■ **Task description**: Pick each line containing the word "title" out of the data below.

■ **Material for the task**:
Content starts
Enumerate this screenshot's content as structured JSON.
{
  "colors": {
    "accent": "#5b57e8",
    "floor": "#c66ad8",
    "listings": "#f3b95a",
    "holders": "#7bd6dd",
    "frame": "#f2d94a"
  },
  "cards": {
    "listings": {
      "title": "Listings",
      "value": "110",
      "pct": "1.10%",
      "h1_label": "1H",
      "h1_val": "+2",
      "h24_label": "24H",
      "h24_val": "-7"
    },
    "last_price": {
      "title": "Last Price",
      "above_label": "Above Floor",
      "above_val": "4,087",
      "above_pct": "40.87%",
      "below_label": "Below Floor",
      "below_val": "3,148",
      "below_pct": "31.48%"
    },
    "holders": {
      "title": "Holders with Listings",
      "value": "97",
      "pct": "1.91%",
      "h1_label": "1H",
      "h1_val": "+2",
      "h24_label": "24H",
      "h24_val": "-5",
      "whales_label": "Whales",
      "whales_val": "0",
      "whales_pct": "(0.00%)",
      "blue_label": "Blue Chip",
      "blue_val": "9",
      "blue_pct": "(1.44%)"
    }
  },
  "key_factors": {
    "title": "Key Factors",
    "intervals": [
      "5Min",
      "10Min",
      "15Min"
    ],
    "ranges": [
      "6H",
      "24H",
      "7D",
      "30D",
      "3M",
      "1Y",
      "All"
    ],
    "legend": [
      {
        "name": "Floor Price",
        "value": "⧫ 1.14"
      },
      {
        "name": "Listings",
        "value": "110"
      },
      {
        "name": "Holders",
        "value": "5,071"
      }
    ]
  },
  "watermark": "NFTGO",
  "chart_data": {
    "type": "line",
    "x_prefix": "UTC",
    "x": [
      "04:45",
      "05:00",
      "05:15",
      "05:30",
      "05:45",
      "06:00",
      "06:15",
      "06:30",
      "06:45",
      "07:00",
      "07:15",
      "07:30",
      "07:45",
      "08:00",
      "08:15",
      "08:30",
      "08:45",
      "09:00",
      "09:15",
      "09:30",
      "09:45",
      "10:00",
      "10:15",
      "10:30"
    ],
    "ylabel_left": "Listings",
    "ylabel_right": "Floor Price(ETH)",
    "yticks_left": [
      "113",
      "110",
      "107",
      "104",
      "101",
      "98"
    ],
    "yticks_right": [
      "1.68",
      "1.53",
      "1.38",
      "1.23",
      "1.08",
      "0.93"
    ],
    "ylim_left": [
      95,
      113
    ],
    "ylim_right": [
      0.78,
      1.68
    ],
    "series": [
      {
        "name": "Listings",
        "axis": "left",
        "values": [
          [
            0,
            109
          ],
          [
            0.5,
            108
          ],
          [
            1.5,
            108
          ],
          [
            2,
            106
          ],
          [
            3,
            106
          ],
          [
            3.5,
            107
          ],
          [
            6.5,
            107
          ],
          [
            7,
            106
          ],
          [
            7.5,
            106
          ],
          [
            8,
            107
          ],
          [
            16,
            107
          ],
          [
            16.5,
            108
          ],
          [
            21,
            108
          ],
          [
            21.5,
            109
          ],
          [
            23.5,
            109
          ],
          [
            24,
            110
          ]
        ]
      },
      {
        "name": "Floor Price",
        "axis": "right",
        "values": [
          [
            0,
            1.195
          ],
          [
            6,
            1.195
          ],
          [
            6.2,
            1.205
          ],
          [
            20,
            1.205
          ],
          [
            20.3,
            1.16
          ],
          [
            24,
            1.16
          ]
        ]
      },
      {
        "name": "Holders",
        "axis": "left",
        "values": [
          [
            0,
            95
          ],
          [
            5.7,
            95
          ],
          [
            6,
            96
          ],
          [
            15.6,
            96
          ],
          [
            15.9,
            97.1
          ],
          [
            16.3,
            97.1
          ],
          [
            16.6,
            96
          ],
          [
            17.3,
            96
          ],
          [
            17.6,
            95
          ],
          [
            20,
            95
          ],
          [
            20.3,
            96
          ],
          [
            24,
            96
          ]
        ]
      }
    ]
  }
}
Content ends
■ **Answer**:
      "title": "Listings",
      "title": "Last Price",
      "title": "Holders with Listings",
    "title": "Key Factors",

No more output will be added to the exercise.